To do: All of the data is to be copied without a single change.

[Excerpts from a dataset]
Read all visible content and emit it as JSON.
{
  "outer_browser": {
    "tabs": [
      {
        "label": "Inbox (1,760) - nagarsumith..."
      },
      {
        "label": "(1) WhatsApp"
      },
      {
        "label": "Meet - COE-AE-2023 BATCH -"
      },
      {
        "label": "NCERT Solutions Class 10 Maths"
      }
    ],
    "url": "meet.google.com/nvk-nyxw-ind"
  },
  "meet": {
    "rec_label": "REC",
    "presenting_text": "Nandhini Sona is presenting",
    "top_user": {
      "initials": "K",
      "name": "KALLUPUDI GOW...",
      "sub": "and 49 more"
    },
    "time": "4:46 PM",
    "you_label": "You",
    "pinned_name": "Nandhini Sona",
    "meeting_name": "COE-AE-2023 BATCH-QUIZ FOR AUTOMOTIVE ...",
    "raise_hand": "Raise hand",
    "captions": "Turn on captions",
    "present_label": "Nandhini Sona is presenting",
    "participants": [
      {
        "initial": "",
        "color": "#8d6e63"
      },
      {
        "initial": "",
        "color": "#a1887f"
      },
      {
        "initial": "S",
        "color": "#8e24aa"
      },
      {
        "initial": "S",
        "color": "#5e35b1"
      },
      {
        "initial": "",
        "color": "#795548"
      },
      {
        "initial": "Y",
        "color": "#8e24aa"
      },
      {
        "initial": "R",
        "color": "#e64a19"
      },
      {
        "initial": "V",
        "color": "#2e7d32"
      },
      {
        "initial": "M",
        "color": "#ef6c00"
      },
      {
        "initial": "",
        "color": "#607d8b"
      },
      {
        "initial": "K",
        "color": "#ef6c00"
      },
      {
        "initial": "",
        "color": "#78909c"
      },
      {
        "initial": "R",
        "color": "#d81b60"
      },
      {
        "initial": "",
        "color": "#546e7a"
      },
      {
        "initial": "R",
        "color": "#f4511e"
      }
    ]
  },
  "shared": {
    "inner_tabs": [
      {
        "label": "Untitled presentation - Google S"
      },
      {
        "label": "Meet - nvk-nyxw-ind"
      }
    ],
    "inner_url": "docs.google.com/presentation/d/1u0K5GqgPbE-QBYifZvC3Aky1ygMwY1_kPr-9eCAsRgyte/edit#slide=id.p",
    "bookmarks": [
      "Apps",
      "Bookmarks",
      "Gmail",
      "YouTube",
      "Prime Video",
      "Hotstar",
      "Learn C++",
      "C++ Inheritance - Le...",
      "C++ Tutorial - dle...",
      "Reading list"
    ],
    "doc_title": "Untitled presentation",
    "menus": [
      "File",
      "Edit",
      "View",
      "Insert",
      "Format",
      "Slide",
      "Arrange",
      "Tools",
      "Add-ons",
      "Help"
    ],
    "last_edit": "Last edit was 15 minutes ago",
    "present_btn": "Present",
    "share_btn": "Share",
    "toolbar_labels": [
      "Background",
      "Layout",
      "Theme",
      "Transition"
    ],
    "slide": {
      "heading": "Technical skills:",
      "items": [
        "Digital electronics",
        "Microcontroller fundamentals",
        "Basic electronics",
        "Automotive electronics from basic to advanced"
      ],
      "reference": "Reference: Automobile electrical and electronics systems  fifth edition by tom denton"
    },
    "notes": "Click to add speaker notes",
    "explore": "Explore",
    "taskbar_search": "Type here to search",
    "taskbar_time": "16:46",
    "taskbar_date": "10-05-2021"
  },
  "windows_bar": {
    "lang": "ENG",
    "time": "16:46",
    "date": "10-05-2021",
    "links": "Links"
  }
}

Task output:
Read all visible content and emit it as JSON.
{
  "outer_browser": {
    "tabs": [
      {
        "label": "Inbox (1,760) - nagarsumith..."
      },
      {
        "label": "(1) WhatsApp"
      },
      {
        "label": "Meet - COE-AE-2023 BATCH -"
      },
      {
        "label": "NCERT Solutions Class 10 Maths"
      }
    ],
    "url": "meet.google.com/nvk-nyxw-ind"
  },
  "meet": {
    "rec_label": "REC",
    "presenting_text": "Nandhini Sona is presenting",
    "top_user": {
      "initials": "K",
      "name": "KALLUPUDI GOW...",
      "sub": "and 49 more"
    },
    "time": "4:46 PM",
    "you_label": "You",
    "pinned_name": "Nandhini Sona",
    "meeting_name": "COE-AE-2023 BATCH-QUIZ FOR AUTOMOTIVE ...",
    "raise_hand": "Raise hand",
    "captions": "Turn on captions",
    "present_label": "Nandhini Sona is presenting",
    "participants": [
      {
        "initial": "",
        "color": "#8d6e63"
      },
      {
        "initial": "",
        "color": "#a1887f"
      },
      {
        "initial": "S",
        "color": "#8e24aa"
      },
      {
        "initial": "S",
        "color": "#5e35b1"
      },
      {
        "initial": "",
        "color": "#795548"
      },
      {
        "initial": "Y",
        "color": "#8e24aa"
      },
      {
        "initial": "R",
        "color": "#e64a19"
      },
      {
        "initial": "V",
        "color": "#2e7d32"
      },
      {
        "initial": "M",
        "color": "#ef6c00"
      },
      {
        "initial": "",
        "color": "#607d8b"
      },
      {
        "initial": "K",
        "color": "#ef6c00"
      },
      {
        "initial": "",
        "color": "#78909c"
      },
      {
        "initial": "R",
        "color": "#d81b60"
      },
      {
        "initial": "",
        "color": "#546e7a"
      },
      {
        "initial": "R",
        "color": "#f4511e"
      }
    ]
  },
  "shared": {
    "inner_tabs": [
      {
        "label": "Untitled presentation - Google S"
      },
      {
        "label": "Meet - nvk-nyxw-ind"
      }
    ],
    "inner_url": "docs.google.com/presentation/d/1u0K5GqgPbE-QBYifZvC3Aky1ygMwY1_kPr-9eCAsRgyte/edit#slide=id.p",
    "bookmarks": [
      "Apps",
      "Bookmarks",
      "Gmail",
      "YouTube",
      "Prime Video",
      "Hotstar",
      "Learn C++",
      "C++ Inheritance - Le...",
      "C++ Tutorial - dle...",
      "Reading list"
    ],
    "doc_title": "Untitled presentation",
    "menus": [
      "File",
      "Edit",
      "View",
      "Insert",
      "Format",
      "Slide",
      "Arrange",
      "Tools",
      "Add-ons",
      "Help"
    ],
    "last_edit": "Last edit was 15 minutes ago",
    "present_btn": "Present",
    "share_btn": "Share",
    "toolbar_labels": [
      "Background",
      "Layout",
      "Theme",
      "Transition"
    ],
    "slide": {
      "heading": "Technical skills:",
      "items": [
        "Digital electronics",
        "Microcontroller fundamentals",
        "Basic electronics",
        "Automotive electronics from basic to advanced"
      ],
      "reference": "Reference: Automobile electrical and electronics systems  fifth edition by tom denton"
    },
    "notes": "Click to add speaker notes",
    "explore": "Explore",
    "taskbar_search": "Type here to search",
    "taskbar_time": "16:46",
    "taskbar_date": "10-05-2021"
  },
  "windows_bar": {
    "lang": "ENG",
    "time": "16:46",
    "date": "10-05-2021",
    "links": "Links"
  }
}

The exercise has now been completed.